“We want to make it fun for people to come here and have a proper experience. It’s aimed at people who are really interested in wine, who want to walk through a most beautiful estate and have the pleasure of seeing the vineyards, apple orchards and ancient oak woodlands.

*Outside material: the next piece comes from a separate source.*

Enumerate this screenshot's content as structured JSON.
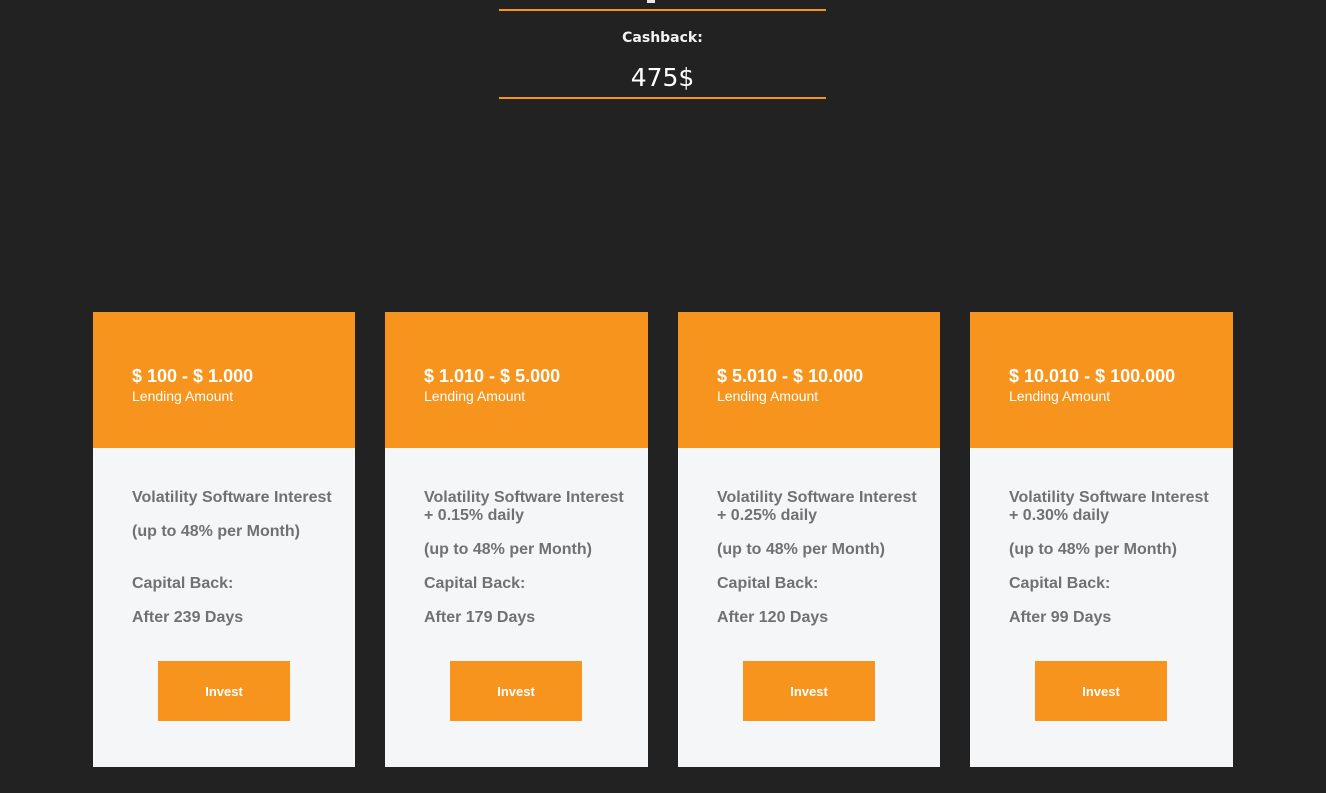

We want them to enjoy the tranquillity and learn about viticulture practice, and how we grow apples and grapes and make them into wine, cider and juice.”
Hush Heath now produces 15 different wines, but Richard says his favourite is still the estate’s original. “I think it would have to be the Balfour Rosé, which I think is an exceptional wine.
“It was the first English sparkling rosé served on British Airways first class worldwide and on the Orient Express to Venice, and it was the only English sparkling wine served at the London Olympics, so it has a very good reputation and we’re very proud of it.”
Such success has certainly helped their mission to transform the image of English wine from one of ridicule to reverence.
Tastings are available to the public seven days a week, and Richard is keen to stress that they are very relaxed and informal.
For true Hush Heath fans, a wine club has recently been set up, which Richard says is ‘a way of engaging more with people who are enthusiastic about English wine’.
“They can really get involved by participating in the harvest and in blending trials. Our whole thing is to be inclusive, to make people feel part of something.”
The estate has also recently acquired two pubs so the wine tasting experience can be made attractive to those travelling from further afield.
“We’re getting more and more guests coming from abroad, and what’s important to them is where they can stay at night and where they can eat good food. We thought, well we won’t do it at Hush Heath as we want to keep a more relaxed and quieter ambience there, so we bought two local pubs.”
They are The Goudhurst Inn and the Tickled Trout in West Farleigh, which were ‘completely overhauled’ to accommodate stylish rooms and great food in order to ensure anyone travelling from afar would have the best experience of Hush Heath and all it has to offer.
“Our whole ethos here is to be generous,” adds Richard. “If you’re going to build a premium brand you have to be generous, not only with your time and your tastings but in all aspects, and I think what influences us most is making it a place where people come and smile and enjoy.”
They’ve certainly achieved that, judging by the five-star ratings the tastings get on TripAdvisor.
“People seem to absolutely adore coming to Hush Heath, and it’s not just a place where the wines are great but it’s also about the people.
“You can walk into the vineyards and meet the team tending to the grapes and their knowledge and passion is something they are so keen to share.
“And I think that’s what distinguishes Hush Heath.”
Hush Heath Estate, Five Oak Lane, Staplehurst, Kent TN12 0HT, 01622 832794, www.hushheath.com